WORK TO COMPLETE:
Skip the pictures and return every entry exactly as written.

SOURCE MATERIAL:
□ □ □

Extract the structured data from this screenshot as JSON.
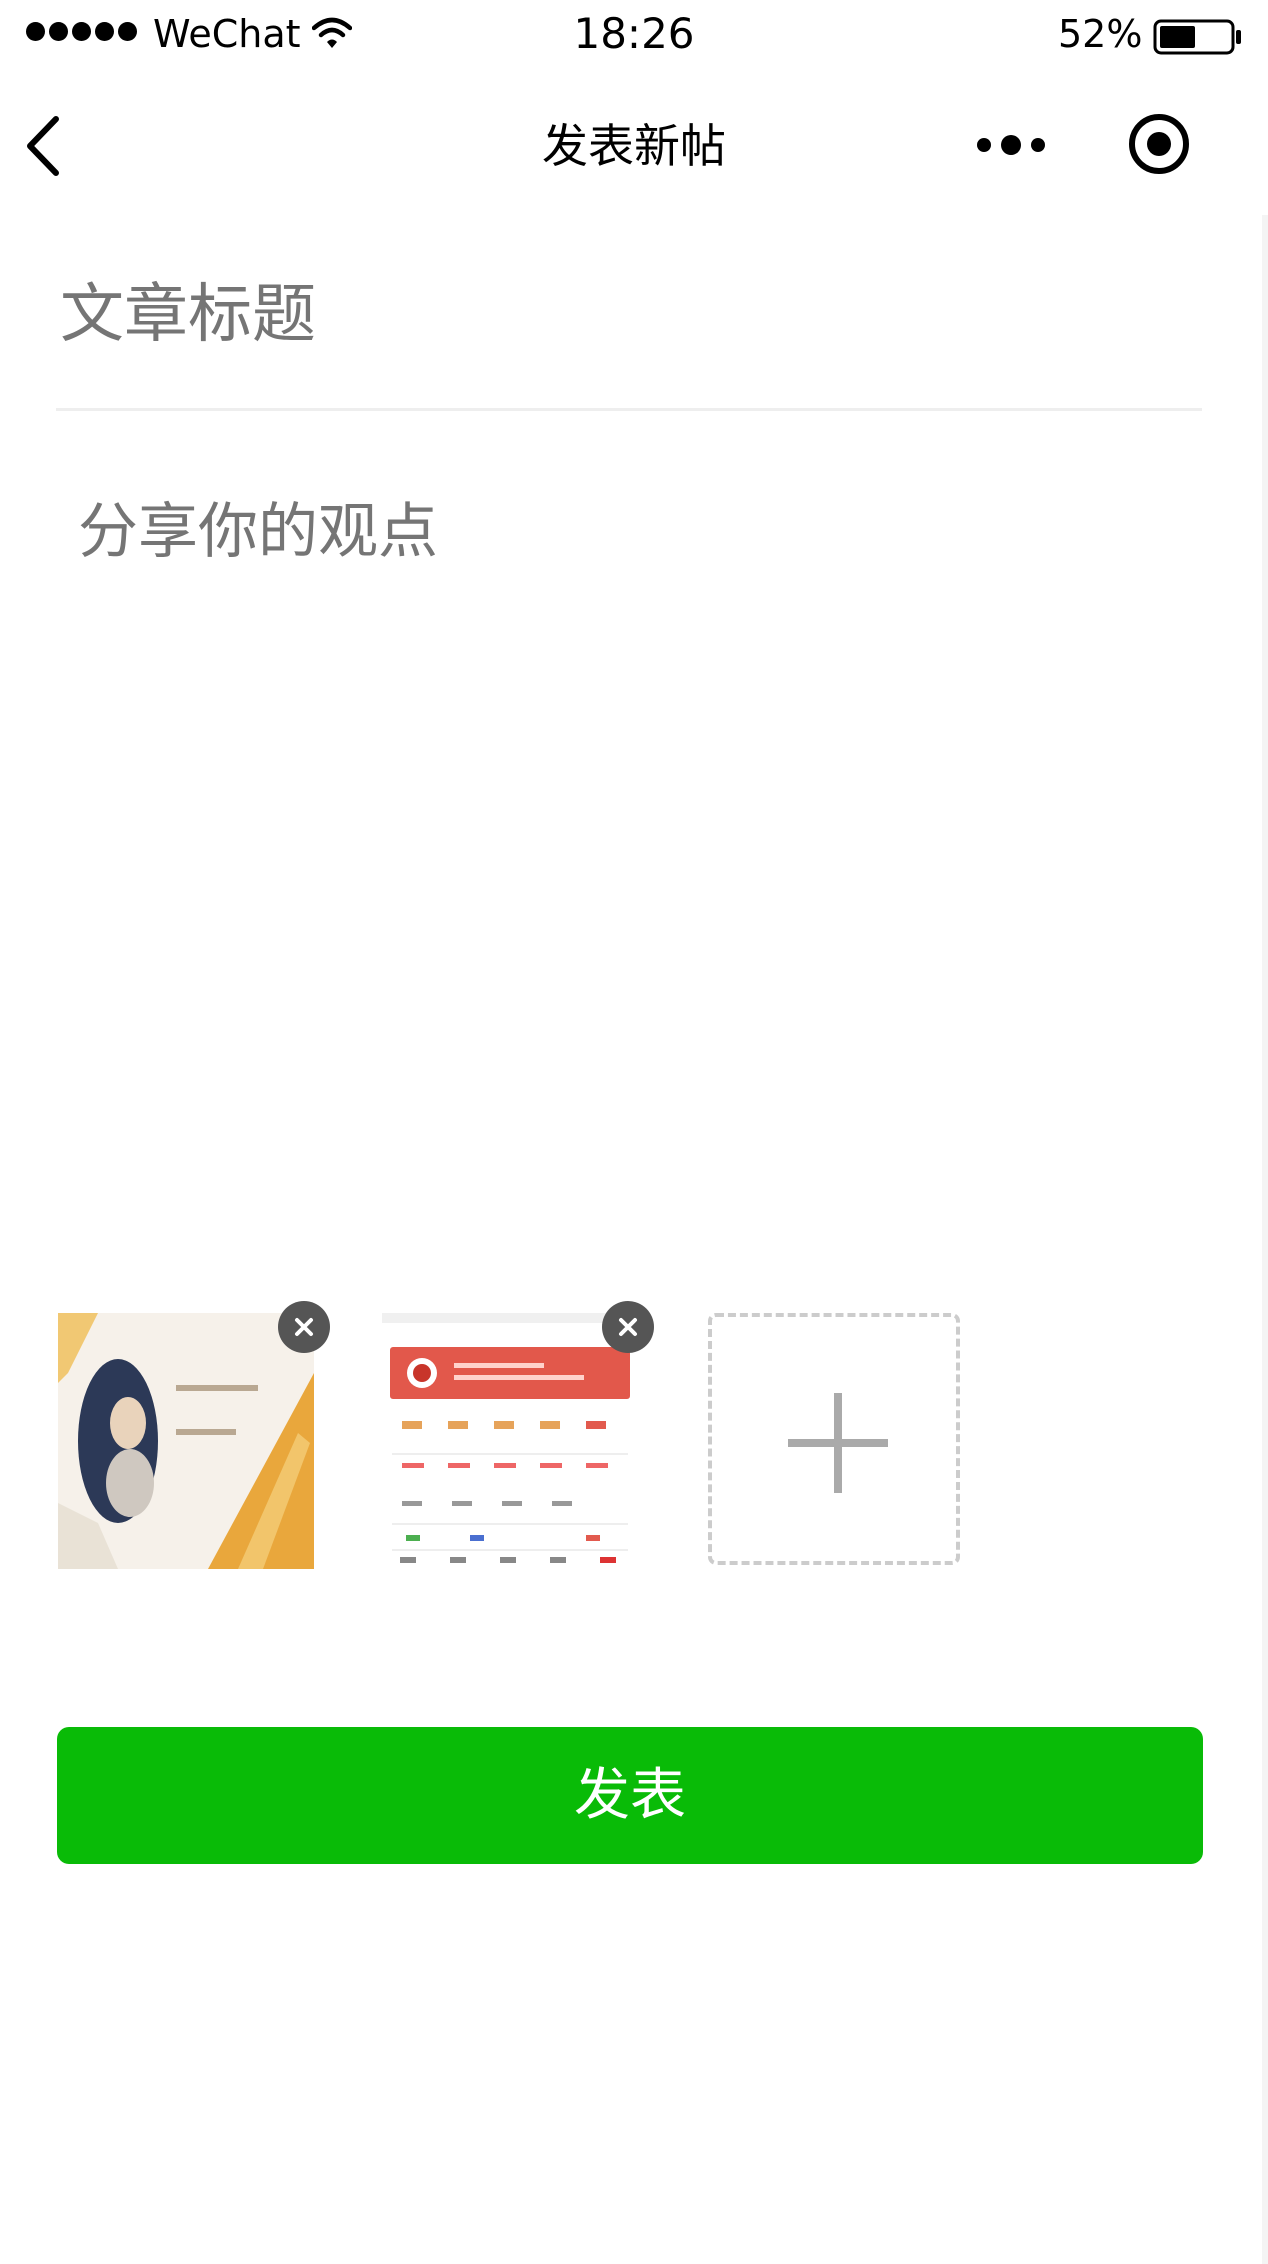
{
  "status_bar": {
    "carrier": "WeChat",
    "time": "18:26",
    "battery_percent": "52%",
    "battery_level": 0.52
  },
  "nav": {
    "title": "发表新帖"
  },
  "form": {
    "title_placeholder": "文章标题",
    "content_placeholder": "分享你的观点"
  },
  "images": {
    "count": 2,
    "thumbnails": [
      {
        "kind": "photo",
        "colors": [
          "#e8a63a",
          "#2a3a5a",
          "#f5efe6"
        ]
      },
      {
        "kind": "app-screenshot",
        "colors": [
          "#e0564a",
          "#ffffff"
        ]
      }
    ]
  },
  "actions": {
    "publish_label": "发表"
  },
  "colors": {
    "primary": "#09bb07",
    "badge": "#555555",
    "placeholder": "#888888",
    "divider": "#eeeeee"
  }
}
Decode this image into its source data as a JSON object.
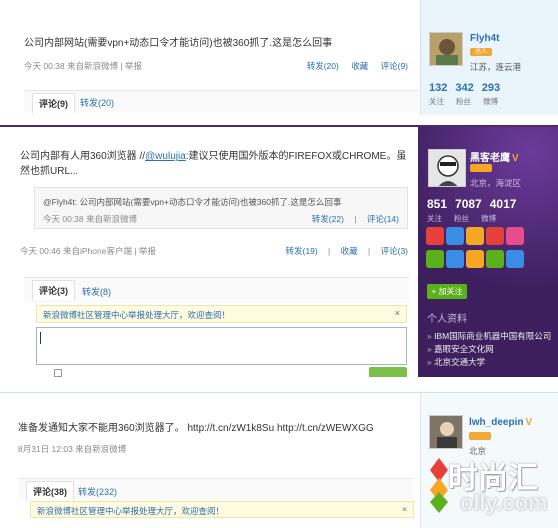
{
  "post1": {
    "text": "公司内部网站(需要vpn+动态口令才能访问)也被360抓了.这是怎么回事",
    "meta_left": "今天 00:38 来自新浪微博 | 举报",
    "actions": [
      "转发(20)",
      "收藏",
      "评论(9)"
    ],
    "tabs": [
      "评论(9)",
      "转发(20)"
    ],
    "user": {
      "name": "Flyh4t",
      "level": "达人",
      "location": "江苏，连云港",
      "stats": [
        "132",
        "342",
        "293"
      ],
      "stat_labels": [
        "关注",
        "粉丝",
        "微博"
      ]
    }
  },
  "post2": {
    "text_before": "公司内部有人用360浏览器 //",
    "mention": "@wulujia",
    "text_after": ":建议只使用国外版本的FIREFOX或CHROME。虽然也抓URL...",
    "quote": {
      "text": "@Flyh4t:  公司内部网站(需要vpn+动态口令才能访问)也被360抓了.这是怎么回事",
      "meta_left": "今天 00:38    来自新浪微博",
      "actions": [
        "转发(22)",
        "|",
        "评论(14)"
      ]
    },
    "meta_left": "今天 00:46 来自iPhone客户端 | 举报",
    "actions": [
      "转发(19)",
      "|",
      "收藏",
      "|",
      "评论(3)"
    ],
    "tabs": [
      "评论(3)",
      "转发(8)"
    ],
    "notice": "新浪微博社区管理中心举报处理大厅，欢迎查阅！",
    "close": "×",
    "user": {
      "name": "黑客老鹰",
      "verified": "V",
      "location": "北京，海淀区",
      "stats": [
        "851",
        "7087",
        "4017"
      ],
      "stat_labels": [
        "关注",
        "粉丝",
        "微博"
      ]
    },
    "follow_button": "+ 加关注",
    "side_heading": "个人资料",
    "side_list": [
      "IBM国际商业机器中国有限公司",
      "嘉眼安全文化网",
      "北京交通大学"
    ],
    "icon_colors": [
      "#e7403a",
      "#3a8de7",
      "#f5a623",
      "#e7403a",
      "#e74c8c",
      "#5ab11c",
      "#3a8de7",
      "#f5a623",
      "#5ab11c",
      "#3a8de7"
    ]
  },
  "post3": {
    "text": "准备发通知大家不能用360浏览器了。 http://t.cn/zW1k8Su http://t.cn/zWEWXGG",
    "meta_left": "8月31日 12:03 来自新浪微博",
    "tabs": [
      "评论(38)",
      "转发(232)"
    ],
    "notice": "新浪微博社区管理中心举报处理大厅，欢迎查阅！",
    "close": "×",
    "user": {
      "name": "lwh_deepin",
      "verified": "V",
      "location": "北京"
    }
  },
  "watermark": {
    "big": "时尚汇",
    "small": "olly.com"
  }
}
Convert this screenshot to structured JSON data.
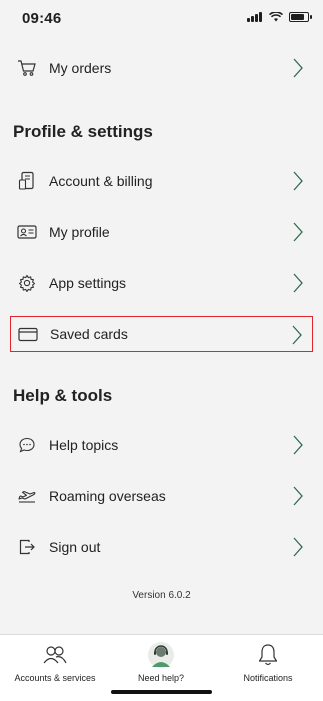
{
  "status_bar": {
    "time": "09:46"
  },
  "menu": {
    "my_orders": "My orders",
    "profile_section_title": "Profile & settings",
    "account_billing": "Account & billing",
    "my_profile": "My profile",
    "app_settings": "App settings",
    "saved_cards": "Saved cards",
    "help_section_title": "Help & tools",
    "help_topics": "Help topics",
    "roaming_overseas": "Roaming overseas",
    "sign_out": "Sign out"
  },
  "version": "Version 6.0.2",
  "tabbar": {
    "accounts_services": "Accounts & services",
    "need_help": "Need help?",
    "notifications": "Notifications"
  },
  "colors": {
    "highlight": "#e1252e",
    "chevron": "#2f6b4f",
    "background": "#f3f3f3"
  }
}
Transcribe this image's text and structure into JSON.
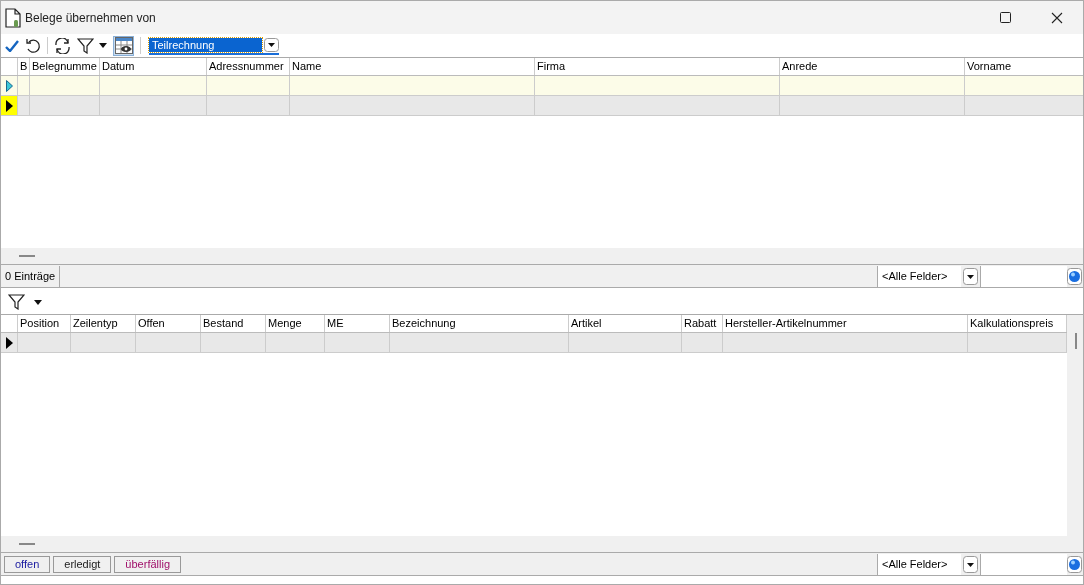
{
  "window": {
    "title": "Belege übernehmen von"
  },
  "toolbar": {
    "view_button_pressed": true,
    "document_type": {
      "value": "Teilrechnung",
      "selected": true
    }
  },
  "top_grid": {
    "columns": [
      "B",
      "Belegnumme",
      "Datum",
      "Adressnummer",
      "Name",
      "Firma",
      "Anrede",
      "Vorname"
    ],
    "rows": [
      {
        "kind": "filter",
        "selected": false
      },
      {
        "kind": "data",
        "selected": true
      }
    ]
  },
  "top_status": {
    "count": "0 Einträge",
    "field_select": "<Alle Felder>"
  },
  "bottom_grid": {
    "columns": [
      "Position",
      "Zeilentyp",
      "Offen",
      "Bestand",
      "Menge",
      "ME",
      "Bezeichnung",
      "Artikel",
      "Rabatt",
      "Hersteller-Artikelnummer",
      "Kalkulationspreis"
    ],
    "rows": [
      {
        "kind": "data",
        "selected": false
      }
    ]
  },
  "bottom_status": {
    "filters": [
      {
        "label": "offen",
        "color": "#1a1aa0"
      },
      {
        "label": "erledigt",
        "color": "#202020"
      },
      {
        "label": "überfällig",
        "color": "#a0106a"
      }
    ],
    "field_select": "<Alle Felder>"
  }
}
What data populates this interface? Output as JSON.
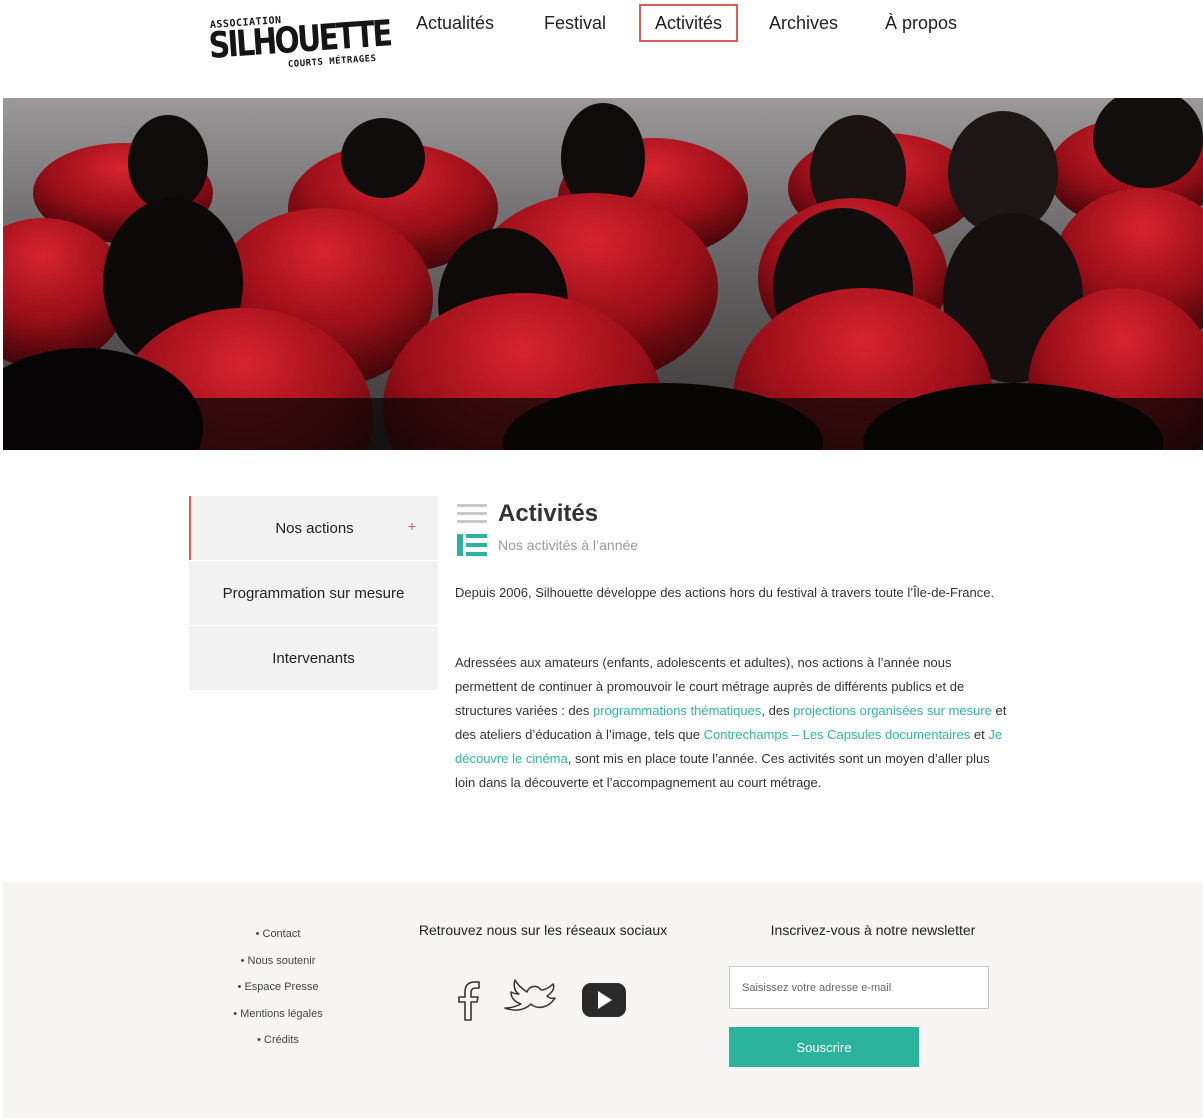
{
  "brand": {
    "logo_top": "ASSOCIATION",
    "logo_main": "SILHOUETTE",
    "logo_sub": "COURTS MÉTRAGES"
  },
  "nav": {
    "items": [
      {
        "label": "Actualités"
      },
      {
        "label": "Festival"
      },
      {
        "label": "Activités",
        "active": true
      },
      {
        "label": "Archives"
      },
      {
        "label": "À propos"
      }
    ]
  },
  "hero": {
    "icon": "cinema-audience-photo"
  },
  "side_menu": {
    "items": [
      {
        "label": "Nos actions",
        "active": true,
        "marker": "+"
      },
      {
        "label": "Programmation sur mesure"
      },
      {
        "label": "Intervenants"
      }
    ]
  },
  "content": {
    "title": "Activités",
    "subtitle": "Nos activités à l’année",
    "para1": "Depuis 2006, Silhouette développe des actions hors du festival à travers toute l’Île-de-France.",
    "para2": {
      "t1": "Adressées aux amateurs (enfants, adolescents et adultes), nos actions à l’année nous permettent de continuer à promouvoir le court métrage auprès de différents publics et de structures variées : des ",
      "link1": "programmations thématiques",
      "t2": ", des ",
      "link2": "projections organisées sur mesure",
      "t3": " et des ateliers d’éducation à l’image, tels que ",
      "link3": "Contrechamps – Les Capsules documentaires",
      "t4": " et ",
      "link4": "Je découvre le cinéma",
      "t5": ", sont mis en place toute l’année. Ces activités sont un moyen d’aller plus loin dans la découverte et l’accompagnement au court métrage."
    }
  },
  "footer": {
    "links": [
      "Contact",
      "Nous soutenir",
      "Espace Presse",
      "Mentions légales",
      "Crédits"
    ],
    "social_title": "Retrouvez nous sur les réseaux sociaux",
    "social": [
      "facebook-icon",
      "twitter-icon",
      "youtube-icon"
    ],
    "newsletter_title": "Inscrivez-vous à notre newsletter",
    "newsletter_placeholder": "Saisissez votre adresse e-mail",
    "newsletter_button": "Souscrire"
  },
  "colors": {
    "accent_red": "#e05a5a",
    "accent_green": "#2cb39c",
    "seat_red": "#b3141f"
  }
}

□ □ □

WORKED SOLUTION:
Extract the structured data from this screenshot as JSON.
{
  "status_bar": {
    "carrier": "WeChat",
    "time": "18:26",
    "battery_percent": "52%",
    "battery_level": 0.52
  },
  "nav": {
    "title": "发表新帖"
  },
  "form": {
    "title_placeholder": "文章标题",
    "content_placeholder": "分享你的观点"
  },
  "images": {
    "count": 2,
    "thumbnails": [
      {
        "kind": "photo",
        "colors": [
          "#e8a63a",
          "#2a3a5a",
          "#f5efe6"
        ]
      },
      {
        "kind": "app-screenshot",
        "colors": [
          "#e0564a",
          "#ffffff"
        ]
      }
    ]
  },
  "actions": {
    "publish_label": "发表"
  },
  "colors": {
    "primary": "#09bb07",
    "badge": "#555555",
    "placeholder": "#888888",
    "divider": "#eeeeee"
  }
}
Decode this image into its source data as a JSON object.
{
  "post1": {
    "text": "公司内部网站(需要vpn+动态口令才能访问)也被360抓了.这是怎么回事",
    "meta_left": "今天 00:38 来自新浪微博 | 举报",
    "actions": [
      "转发(20)",
      "收藏",
      "评论(9)"
    ],
    "tabs": [
      "评论(9)",
      "转发(20)"
    ],
    "user": {
      "name": "Flyh4t",
      "level": "达人",
      "location": "江苏，连云港",
      "stats": [
        "132",
        "342",
        "293"
      ],
      "stat_labels": [
        "关注",
        "粉丝",
        "微博"
      ]
    }
  },
  "post2": {
    "text_before": "公司内部有人用360浏览器 //",
    "mention": "@wulujia",
    "text_after": ":建议只使用国外版本的FIREFOX或CHROME。虽然也抓URL...",
    "quote": {
      "text": "@Flyh4t:  公司内部网站(需要vpn+动态口令才能访问)也被360抓了.这是怎么回事",
      "meta_left": "今天 00:38    来自新浪微博",
      "actions": [
        "转发(22)",
        "|",
        "评论(14)"
      ]
    },
    "meta_left": "今天 00:46 来自iPhone客户端 | 举报",
    "actions": [
      "转发(19)",
      "|",
      "收藏",
      "|",
      "评论(3)"
    ],
    "tabs": [
      "评论(3)",
      "转发(8)"
    ],
    "notice": "新浪微博社区管理中心举报处理大厅，欢迎查阅！",
    "close": "×",
    "user": {
      "name": "黑客老鹰",
      "verified": "V",
      "location": "北京，海淀区",
      "stats": [
        "851",
        "7087",
        "4017"
      ],
      "stat_labels": [
        "关注",
        "粉丝",
        "微博"
      ]
    },
    "follow_button": "+ 加关注",
    "side_heading": "个人资料",
    "side_list": [
      "IBM国际商业机器中国有限公司",
      "嘉眼安全文化网",
      "北京交通大学"
    ],
    "icon_colors": [
      "#e7403a",
      "#3a8de7",
      "#f5a623",
      "#e7403a",
      "#e74c8c",
      "#5ab11c",
      "#3a8de7",
      "#f5a623",
      "#5ab11c",
      "#3a8de7"
    ]
  },
  "post3": {
    "text": "准备发通知大家不能用360浏览器了。 http://t.cn/zW1k8Su http://t.cn/zWEWXGG",
    "meta_left": "8月31日 12:03 来自新浪微博",
    "tabs": [
      "评论(38)",
      "转发(232)"
    ],
    "notice": "新浪微博社区管理中心举报处理大厅，欢迎查阅！",
    "close": "×",
    "user": {
      "name": "lwh_deepin",
      "verified": "V",
      "location": "北京"
    }
  },
  "watermark": {
    "big": "时尚汇",
    "small": "olly.com"
  }
}
Convert this screenshot to structured JSON data.
{
  "status_bar": {
    "time": "09:46"
  },
  "menu": {
    "my_orders": "My orders",
    "profile_section_title": "Profile & settings",
    "account_billing": "Account & billing",
    "my_profile": "My profile",
    "app_settings": "App settings",
    "saved_cards": "Saved cards",
    "help_section_title": "Help & tools",
    "help_topics": "Help topics",
    "roaming_overseas": "Roaming overseas",
    "sign_out": "Sign out"
  },
  "version": "Version 6.0.2",
  "tabbar": {
    "accounts_services": "Accounts & services",
    "need_help": "Need help?",
    "notifications": "Notifications"
  },
  "colors": {
    "highlight": "#e1252e",
    "chevron": "#2f6b4f",
    "background": "#f3f3f3"
  }
}
Transcribe this image's text and structure into JSON.
{
  "window": {
    "title": "Belege übernehmen von"
  },
  "toolbar": {
    "view_button_pressed": true,
    "document_type": {
      "value": "Teilrechnung",
      "selected": true
    }
  },
  "top_grid": {
    "columns": [
      "B",
      "Belegnumme",
      "Datum",
      "Adressnummer",
      "Name",
      "Firma",
      "Anrede",
      "Vorname"
    ],
    "rows": [
      {
        "kind": "filter",
        "selected": false
      },
      {
        "kind": "data",
        "selected": true
      }
    ]
  },
  "top_status": {
    "count": "0 Einträge",
    "field_select": "<Alle Felder>"
  },
  "bottom_grid": {
    "columns": [
      "Position",
      "Zeilentyp",
      "Offen",
      "Bestand",
      "Menge",
      "ME",
      "Bezeichnung",
      "Artikel",
      "Rabatt",
      "Hersteller-Artikelnummer",
      "Kalkulationspreis"
    ],
    "rows": [
      {
        "kind": "data",
        "selected": false
      }
    ]
  },
  "bottom_status": {
    "filters": [
      {
        "label": "offen",
        "color": "#1a1aa0"
      },
      {
        "label": "erledigt",
        "color": "#202020"
      },
      {
        "label": "überfällig",
        "color": "#a0106a"
      }
    ],
    "field_select": "<Alle Felder>"
  }
}
What data populates this interface? Output as JSON.
{
  "brand": {
    "logo_top": "ASSOCIATION",
    "logo_main": "SILHOUETTE",
    "logo_sub": "COURTS MÉTRAGES"
  },
  "nav": {
    "items": [
      {
        "label": "Actualités"
      },
      {
        "label": "Festival"
      },
      {
        "label": "Activités",
        "active": true
      },
      {
        "label": "Archives"
      },
      {
        "label": "À propos"
      }
    ]
  },
  "hero": {
    "icon": "cinema-audience-photo"
  },
  "side_menu": {
    "items": [
      {
        "label": "Nos actions",
        "active": true,
        "marker": "+"
      },
      {
        "label": "Programmation sur mesure"
      },
      {
        "label": "Intervenants"
      }
    ]
  },
  "content": {
    "title": "Activités",
    "subtitle": "Nos activités à l’année",
    "para1": "Depuis 2006, Silhouette développe des actions hors du festival à travers toute l’Île-de-France.",
    "para2": {
      "t1": "Adressées aux amateurs (enfants, adolescents et adultes), nos actions à l’année nous permettent de continuer à promouvoir le court métrage auprès de différents publics et de structures variées : des ",
      "link1": "programmations thématiques",
      "t2": ", des ",
      "link2": "projections organisées sur mesure",
      "t3": " et des ateliers d’éducation à l’image, tels que ",
      "link3": "Contrechamps – Les Capsules documentaires",
      "t4": " et ",
      "link4": "Je découvre le cinéma",
      "t5": ", sont mis en place toute l’année. Ces activités sont un moyen d’aller plus loin dans la découverte et l’accompagnement au court métrage."
    }
  },
  "footer": {
    "links": [
      "Contact",
      "Nous soutenir",
      "Espace Presse",
      "Mentions légales",
      "Crédits"
    ],
    "social_title": "Retrouvez nous sur les réseaux sociaux",
    "social": [
      "facebook-icon",
      "twitter-icon",
      "youtube-icon"
    ],
    "newsletter_title": "Inscrivez-vous à notre newsletter",
    "newsletter_placeholder": "Saisissez votre adresse e-mail",
    "newsletter_button": "Souscrire"
  },
  "colors": {
    "accent_red": "#e05a5a",
    "accent_green": "#2cb39c",
    "seat_red": "#b3141f"
  }
}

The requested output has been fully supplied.